The $17.8 million in sweeteners have been “very interesting” for foreign producers, according to Helena Uldrichova, managing director of the Audiovisual Producers Assn., but the fund for the year is used up by late spring.
“There shouldn’t be any ceiling,” Uldrichova said, adding that the APA is pushing for amendments to the 2009 program based on its success in bringing in projects such as Tom Cruise starrer “Mission: Impossible — Ghost Protocol.”
As for setting the incentives into permanent law as other countries in the region have, she said, “It’s a question for the Culture Ministry and for our politicians.”
Bizzers don’t expect Czech lawmakers, who resisted the idea of offering incentives until two years ago, to set them in stone any time soon. Rather, they are renewed each year as a portion of the overall budget.
It’s frustrating for proponents of the program, who cite the recent tubthumping trip of foreign affairs minister Karel Schwarzenberg to Los Angeles.
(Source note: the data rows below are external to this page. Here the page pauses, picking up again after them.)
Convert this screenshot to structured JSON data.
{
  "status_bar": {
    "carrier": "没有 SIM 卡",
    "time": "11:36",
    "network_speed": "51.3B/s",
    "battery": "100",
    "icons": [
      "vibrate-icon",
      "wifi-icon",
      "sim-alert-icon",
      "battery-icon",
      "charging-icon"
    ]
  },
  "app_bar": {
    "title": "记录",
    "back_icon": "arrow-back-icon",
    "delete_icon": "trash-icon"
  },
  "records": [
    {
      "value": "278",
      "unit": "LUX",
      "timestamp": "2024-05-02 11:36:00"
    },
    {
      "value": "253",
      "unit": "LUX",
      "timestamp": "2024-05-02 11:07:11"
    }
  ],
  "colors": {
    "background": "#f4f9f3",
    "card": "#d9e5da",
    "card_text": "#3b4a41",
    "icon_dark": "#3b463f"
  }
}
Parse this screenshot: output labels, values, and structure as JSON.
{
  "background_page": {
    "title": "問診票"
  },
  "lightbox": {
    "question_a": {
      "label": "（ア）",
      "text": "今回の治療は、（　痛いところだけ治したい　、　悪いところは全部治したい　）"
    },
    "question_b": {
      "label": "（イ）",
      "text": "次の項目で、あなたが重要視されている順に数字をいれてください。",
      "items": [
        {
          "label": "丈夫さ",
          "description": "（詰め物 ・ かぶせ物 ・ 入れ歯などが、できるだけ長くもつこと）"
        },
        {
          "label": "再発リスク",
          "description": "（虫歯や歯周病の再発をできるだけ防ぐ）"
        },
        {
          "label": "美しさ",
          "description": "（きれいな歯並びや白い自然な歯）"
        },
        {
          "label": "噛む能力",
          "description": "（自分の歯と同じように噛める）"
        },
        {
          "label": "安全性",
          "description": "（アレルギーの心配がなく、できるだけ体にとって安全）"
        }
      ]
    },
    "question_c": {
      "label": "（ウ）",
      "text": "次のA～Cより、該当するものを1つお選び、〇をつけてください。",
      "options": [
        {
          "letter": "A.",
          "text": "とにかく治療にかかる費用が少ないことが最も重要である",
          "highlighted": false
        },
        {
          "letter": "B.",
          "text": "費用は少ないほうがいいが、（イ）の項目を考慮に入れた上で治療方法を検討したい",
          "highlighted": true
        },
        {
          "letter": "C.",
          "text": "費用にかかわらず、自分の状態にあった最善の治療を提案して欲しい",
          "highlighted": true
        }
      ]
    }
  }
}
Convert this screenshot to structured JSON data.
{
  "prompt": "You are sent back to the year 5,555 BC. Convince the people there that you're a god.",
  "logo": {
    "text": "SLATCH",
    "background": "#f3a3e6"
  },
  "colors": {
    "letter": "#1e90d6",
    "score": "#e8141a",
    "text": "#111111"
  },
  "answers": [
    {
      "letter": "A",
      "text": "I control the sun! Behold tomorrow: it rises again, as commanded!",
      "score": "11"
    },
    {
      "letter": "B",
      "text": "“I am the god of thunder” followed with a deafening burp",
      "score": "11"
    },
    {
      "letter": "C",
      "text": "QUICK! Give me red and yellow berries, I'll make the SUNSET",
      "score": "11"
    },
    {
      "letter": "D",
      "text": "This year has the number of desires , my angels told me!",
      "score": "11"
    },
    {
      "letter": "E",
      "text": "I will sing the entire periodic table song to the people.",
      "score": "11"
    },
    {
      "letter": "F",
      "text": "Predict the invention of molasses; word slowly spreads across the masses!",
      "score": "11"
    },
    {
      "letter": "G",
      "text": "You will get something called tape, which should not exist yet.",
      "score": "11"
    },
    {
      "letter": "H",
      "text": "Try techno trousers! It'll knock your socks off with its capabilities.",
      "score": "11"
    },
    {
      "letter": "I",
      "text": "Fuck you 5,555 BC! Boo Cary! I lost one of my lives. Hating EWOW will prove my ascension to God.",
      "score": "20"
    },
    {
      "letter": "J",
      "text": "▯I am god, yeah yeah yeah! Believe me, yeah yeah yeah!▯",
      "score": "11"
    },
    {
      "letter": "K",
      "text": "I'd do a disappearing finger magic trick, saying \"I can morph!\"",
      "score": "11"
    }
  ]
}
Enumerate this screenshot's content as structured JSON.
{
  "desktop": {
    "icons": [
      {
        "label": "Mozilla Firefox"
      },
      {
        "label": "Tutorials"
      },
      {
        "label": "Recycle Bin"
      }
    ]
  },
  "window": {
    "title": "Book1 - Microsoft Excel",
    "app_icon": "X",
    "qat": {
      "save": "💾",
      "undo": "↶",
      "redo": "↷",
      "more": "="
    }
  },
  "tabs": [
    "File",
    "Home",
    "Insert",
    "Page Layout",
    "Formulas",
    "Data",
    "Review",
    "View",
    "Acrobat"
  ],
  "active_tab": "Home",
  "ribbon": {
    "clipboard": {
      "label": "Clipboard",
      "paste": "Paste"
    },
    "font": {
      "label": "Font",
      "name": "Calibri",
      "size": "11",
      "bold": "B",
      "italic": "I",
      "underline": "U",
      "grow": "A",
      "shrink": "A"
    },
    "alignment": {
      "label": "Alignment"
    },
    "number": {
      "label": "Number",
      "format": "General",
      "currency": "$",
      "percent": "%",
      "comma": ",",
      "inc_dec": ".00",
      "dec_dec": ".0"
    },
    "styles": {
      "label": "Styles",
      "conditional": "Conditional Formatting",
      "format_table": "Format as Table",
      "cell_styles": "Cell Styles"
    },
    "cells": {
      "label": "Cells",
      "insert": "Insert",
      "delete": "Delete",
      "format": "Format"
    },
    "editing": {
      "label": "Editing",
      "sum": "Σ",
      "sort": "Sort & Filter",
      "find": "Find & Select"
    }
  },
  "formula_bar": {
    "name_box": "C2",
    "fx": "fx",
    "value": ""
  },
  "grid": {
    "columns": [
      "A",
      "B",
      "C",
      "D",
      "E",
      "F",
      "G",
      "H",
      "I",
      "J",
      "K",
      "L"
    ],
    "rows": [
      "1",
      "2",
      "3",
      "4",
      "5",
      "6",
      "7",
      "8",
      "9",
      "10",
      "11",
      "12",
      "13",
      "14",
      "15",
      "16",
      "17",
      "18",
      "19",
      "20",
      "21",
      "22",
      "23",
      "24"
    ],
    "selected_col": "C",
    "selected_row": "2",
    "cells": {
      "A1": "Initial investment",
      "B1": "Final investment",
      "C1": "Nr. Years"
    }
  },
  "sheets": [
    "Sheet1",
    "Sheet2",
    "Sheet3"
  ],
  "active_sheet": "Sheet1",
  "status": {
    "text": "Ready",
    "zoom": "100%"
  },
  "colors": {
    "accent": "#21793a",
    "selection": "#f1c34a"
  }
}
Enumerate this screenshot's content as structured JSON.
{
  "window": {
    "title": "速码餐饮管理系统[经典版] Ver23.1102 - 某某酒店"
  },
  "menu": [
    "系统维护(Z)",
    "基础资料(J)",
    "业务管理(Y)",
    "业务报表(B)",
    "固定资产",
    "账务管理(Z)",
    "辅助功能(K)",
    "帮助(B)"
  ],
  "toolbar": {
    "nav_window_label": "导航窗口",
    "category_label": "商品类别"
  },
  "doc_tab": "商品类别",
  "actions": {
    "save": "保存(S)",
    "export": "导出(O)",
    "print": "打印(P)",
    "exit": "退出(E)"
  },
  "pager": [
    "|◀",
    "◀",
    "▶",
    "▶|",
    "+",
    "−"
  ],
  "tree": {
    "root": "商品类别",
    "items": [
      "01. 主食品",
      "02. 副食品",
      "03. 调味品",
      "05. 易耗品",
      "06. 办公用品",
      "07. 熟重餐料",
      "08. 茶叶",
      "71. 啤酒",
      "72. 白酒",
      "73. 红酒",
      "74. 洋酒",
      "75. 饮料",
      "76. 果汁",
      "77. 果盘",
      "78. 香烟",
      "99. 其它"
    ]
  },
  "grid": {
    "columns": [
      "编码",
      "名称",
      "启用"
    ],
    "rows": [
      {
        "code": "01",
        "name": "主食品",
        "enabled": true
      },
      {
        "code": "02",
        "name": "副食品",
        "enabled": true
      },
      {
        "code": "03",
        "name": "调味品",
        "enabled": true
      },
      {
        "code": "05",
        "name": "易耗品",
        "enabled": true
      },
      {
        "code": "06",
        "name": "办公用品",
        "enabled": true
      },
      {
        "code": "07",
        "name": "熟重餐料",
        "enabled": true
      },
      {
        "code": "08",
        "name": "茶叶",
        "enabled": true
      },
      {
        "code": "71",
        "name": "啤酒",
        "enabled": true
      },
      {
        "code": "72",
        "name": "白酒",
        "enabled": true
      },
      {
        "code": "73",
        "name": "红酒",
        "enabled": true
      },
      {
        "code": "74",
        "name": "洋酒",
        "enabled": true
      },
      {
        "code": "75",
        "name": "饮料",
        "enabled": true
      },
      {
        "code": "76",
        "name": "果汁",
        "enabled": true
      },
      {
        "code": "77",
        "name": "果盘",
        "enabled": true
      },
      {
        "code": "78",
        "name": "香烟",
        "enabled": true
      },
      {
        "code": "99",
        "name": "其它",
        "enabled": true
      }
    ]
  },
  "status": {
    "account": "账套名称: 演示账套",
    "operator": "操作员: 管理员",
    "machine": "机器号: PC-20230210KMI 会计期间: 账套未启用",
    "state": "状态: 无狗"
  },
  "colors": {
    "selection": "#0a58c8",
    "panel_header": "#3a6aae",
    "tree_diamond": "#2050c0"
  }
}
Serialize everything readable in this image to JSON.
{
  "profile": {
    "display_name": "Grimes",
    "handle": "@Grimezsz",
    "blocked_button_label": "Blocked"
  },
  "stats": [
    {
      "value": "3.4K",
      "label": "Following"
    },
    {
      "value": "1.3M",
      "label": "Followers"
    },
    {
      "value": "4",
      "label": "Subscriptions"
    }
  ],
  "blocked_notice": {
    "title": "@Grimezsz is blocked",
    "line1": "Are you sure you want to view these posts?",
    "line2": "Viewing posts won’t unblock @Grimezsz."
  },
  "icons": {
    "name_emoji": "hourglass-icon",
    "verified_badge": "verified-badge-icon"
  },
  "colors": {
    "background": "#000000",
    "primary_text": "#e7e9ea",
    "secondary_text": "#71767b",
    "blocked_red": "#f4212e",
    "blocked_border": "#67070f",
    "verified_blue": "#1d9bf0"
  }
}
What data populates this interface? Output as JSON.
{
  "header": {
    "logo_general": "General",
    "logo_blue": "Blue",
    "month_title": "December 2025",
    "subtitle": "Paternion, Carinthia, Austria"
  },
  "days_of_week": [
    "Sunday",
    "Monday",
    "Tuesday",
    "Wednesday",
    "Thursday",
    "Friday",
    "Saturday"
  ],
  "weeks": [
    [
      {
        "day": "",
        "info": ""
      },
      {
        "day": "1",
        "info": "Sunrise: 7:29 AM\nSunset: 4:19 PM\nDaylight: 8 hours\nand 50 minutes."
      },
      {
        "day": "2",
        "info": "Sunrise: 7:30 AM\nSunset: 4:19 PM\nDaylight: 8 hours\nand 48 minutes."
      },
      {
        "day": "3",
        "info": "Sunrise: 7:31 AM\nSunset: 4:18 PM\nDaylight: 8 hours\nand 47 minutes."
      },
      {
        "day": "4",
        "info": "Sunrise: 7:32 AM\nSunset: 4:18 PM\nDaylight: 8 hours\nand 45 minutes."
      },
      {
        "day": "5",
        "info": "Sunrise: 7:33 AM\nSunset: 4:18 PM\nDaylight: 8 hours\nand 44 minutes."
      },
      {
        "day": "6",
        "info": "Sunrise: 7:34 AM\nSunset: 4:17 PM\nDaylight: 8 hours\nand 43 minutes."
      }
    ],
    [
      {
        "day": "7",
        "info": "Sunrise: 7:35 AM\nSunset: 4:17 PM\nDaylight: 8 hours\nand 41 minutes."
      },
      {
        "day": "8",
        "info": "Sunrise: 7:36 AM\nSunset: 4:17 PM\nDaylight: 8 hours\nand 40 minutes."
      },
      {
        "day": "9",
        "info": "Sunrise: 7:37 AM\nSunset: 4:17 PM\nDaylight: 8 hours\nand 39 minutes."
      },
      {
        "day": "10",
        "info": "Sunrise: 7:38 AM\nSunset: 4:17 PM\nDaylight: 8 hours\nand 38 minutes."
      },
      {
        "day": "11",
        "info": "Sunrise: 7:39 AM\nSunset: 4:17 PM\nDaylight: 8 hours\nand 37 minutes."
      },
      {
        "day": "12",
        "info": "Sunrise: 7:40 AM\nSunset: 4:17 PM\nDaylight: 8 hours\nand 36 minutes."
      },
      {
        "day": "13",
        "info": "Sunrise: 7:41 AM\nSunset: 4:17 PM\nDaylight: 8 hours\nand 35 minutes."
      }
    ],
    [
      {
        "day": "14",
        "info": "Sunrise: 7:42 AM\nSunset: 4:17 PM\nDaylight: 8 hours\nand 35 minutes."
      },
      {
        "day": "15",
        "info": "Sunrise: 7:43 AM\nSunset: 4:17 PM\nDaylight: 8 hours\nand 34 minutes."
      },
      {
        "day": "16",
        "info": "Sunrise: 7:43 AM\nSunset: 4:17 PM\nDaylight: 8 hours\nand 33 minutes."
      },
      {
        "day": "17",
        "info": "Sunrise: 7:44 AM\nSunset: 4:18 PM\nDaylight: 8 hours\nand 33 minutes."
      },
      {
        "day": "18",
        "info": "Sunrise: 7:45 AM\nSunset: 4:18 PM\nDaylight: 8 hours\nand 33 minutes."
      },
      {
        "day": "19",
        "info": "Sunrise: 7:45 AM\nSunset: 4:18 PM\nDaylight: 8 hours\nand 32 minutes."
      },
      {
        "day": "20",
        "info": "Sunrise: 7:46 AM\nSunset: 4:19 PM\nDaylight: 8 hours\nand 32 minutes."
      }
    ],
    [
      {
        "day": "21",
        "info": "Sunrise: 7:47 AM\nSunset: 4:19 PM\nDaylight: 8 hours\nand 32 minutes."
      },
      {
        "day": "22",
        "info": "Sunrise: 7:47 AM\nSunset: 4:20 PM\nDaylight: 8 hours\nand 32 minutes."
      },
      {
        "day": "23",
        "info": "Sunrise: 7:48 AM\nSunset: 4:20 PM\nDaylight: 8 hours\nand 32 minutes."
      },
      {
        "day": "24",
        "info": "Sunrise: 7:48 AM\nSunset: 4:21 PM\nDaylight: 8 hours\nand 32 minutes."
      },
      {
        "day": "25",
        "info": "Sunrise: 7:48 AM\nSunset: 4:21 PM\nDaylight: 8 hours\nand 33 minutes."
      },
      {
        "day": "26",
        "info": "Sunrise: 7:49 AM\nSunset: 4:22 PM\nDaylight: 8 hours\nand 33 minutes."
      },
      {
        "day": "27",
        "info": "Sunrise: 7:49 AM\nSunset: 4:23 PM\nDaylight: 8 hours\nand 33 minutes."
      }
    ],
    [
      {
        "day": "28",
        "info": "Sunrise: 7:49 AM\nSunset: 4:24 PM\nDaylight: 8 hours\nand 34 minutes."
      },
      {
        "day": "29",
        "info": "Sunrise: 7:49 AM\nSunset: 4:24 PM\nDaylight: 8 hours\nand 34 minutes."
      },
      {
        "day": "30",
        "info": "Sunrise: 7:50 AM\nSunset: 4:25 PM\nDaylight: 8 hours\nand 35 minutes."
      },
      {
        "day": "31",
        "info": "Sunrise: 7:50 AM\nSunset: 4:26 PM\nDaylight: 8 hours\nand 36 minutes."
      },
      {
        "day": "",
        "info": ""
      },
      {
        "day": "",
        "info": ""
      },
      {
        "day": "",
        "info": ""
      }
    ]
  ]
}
His tour generated good buzz, says Ludmila Claussova of the Czech Film Commission, but a Paramount project crossed the Czech Republic off its list after learning the incentives for 2011 are already used up. “They decided not to even scout locations,” she said. Meanwhile, biz at home is also suffering, according to statistics released by the APA, which noted a 39% drop in box office for the first quarter of 2011, despite an increase in screenings to 102,260, up 10%, for the same period.